====== Provided records ======
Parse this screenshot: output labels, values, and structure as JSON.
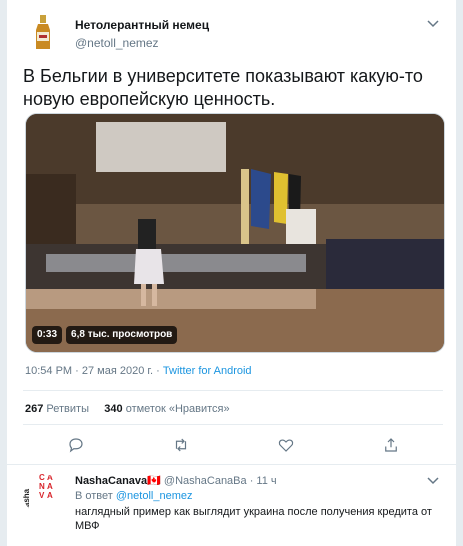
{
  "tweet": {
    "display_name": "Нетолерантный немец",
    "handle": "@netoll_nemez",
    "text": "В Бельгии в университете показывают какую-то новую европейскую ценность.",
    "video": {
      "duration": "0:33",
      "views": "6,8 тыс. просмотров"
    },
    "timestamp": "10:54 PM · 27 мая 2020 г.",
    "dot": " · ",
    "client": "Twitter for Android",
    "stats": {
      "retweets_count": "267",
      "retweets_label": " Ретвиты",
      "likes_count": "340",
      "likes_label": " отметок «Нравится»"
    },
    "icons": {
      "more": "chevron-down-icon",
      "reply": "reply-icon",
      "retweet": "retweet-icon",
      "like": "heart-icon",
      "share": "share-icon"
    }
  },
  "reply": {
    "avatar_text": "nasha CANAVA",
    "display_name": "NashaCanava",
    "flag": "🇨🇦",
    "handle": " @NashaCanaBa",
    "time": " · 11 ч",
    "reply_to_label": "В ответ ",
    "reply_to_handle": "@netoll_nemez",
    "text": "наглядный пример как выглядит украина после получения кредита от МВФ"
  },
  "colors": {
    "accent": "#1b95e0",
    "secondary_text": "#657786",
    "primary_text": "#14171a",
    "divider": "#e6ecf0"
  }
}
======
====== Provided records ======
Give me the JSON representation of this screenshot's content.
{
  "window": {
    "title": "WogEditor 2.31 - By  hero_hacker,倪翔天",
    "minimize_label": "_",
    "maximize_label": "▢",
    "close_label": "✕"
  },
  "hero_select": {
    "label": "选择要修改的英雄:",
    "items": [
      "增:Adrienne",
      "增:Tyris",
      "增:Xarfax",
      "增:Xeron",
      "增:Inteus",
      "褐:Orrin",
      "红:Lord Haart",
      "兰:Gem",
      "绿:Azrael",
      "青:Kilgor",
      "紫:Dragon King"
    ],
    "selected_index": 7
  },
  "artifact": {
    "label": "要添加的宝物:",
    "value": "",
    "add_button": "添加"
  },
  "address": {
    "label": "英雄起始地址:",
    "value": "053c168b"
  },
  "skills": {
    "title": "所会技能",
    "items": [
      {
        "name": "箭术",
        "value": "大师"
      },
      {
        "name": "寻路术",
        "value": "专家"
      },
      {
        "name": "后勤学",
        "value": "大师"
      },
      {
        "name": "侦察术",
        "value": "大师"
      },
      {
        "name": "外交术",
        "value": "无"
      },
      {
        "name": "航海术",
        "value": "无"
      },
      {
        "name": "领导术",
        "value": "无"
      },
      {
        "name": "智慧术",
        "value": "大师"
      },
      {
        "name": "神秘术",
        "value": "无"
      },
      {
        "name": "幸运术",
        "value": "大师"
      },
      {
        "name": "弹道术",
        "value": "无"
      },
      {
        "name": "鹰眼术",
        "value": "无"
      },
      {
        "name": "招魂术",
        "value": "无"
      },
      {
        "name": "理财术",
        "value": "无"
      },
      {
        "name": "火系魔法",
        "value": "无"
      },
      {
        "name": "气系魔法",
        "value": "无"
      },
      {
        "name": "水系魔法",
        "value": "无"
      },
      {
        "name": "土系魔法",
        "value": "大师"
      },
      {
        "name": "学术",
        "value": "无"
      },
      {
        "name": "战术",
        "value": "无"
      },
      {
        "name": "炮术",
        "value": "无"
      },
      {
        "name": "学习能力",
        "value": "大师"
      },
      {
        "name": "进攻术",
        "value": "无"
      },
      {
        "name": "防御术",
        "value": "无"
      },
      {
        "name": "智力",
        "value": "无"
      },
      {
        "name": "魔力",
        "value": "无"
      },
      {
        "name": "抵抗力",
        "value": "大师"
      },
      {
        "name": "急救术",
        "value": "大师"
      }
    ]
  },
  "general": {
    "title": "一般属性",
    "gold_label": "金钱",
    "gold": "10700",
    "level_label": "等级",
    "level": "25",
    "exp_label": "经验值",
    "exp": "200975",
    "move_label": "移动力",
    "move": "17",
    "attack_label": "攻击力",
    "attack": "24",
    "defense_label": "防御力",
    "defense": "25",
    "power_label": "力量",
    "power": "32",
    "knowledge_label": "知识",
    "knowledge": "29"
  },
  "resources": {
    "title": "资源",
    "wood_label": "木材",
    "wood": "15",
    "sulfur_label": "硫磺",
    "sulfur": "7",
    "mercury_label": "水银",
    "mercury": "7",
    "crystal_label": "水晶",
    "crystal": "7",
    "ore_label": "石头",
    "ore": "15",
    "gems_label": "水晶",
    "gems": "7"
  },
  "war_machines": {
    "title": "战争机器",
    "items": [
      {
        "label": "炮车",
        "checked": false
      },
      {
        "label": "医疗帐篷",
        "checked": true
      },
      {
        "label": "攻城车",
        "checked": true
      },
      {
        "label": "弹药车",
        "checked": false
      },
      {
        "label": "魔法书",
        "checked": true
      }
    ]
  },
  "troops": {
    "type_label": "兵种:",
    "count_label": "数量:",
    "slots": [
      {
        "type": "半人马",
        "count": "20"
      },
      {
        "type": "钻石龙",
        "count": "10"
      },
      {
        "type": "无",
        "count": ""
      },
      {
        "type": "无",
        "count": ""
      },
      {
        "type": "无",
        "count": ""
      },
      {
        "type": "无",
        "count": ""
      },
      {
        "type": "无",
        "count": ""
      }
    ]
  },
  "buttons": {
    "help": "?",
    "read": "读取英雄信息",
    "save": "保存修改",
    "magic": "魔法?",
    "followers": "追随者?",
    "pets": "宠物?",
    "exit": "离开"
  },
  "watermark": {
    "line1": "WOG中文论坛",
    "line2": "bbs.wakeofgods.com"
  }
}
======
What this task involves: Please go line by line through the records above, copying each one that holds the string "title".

Solution below:
    "title": "WogEditor 2.31 - By  hero_hacker,倪翔天",
    "title": "所会技能",
    "title": "一般属性",
    "title": "资源",
    "title": "战争机器",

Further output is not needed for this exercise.